# Exercise objective
Lines in the listing below that include the word "Total" need to be copied.

# Data for processing

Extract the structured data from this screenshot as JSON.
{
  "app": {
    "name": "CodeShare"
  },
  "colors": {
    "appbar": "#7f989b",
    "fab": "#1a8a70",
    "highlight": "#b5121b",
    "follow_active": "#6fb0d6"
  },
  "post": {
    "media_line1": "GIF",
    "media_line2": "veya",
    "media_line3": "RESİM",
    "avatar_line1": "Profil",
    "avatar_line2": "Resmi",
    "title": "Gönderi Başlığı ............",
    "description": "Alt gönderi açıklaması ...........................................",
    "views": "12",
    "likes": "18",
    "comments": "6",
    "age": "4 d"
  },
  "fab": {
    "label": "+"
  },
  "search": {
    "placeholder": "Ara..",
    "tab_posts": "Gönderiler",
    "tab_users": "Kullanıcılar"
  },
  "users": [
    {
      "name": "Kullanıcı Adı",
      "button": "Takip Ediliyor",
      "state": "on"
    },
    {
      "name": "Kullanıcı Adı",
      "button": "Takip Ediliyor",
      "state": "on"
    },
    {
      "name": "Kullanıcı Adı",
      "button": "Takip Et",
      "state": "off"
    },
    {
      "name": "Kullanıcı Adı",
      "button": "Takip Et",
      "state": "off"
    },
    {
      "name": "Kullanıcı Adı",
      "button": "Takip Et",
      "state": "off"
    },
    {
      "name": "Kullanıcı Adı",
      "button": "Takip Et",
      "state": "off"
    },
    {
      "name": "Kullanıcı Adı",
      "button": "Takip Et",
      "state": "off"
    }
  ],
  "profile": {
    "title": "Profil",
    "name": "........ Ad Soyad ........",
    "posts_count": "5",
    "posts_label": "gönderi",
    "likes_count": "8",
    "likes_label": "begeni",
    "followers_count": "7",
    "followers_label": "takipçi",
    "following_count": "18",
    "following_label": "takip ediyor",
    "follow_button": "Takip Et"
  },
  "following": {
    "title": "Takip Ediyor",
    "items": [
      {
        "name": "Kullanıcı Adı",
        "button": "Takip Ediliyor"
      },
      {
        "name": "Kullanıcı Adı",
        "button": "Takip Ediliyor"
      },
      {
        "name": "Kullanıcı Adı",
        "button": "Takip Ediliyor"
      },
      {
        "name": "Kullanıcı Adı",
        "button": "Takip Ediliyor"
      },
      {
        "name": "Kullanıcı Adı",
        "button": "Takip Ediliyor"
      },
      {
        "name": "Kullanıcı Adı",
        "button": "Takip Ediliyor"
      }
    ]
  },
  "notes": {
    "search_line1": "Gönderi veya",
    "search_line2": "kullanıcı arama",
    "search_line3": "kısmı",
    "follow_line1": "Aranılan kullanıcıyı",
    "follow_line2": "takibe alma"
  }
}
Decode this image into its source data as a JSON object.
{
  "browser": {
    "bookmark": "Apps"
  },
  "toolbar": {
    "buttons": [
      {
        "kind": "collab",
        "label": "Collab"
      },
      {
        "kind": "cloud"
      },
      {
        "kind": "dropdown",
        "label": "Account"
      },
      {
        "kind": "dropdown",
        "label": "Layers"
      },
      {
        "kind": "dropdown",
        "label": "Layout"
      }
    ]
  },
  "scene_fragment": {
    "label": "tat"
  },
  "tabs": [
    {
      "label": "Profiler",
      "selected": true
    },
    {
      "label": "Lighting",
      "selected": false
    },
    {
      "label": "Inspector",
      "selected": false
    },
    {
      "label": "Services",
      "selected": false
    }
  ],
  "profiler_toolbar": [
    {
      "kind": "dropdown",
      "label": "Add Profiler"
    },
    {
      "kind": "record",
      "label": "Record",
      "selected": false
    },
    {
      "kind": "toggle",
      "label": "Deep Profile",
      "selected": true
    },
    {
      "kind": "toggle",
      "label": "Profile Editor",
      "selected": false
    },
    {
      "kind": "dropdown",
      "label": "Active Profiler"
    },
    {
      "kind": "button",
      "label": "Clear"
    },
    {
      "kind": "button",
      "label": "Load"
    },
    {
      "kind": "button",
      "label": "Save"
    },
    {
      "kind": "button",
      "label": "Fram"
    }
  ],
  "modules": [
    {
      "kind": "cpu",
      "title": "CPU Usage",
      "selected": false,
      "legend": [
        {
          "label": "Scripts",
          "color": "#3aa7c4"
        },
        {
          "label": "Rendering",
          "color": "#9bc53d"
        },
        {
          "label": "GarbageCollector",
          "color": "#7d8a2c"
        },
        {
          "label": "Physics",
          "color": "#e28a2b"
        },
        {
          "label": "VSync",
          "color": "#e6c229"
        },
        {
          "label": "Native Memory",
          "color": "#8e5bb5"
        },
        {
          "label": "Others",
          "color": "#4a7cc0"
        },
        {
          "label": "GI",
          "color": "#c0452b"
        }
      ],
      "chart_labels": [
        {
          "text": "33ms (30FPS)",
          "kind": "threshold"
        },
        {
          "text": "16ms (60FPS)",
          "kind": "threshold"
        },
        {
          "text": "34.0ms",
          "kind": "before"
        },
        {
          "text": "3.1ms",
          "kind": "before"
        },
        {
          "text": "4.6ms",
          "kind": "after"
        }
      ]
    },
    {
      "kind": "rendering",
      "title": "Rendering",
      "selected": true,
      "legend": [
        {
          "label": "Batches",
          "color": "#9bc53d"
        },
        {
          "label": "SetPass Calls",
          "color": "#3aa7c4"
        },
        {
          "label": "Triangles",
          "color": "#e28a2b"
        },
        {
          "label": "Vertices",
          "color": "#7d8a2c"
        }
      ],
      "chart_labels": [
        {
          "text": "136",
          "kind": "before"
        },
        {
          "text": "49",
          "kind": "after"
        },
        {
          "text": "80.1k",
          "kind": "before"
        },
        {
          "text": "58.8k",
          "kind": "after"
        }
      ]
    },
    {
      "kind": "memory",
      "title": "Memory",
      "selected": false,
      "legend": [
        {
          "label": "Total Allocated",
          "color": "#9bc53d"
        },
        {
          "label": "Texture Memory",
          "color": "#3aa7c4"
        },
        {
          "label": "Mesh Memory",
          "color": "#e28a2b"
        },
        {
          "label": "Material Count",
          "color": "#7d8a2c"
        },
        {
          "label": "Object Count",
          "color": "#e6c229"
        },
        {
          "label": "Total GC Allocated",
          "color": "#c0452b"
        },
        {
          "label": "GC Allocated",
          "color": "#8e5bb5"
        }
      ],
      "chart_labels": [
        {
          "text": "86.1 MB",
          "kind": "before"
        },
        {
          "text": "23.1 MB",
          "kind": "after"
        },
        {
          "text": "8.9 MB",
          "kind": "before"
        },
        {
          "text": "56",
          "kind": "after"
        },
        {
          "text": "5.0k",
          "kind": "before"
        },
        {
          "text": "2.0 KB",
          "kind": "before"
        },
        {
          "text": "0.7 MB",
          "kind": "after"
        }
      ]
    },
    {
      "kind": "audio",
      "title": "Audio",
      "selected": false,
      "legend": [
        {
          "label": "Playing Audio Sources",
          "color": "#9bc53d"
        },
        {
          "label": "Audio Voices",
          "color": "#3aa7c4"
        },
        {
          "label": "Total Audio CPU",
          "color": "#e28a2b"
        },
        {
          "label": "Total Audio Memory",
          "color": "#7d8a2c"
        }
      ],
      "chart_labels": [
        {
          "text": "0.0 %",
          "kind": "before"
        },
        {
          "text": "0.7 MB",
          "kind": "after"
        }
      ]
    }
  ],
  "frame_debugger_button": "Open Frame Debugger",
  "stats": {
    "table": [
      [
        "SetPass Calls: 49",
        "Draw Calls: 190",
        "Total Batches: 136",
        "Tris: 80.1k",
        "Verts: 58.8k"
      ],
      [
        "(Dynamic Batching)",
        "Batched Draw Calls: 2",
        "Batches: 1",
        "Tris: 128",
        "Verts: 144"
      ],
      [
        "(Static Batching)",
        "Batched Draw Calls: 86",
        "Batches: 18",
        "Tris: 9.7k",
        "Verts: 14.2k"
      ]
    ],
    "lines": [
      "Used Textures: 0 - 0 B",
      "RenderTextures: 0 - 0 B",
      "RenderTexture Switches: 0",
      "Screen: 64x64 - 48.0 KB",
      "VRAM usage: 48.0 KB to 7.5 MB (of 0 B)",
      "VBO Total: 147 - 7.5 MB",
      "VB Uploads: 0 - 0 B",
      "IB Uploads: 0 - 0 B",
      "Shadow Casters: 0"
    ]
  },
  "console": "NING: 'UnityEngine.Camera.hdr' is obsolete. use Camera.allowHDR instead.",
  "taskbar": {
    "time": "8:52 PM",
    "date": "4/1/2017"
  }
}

# Task result
          "label": "Total Allocated",
          "label": "Total GC Allocated",
          "label": "Total Audio CPU",
          "label": "Total Audio Memory",
        "Total Batches: 136",
      "VBO Total: 147 - 7.5 MB",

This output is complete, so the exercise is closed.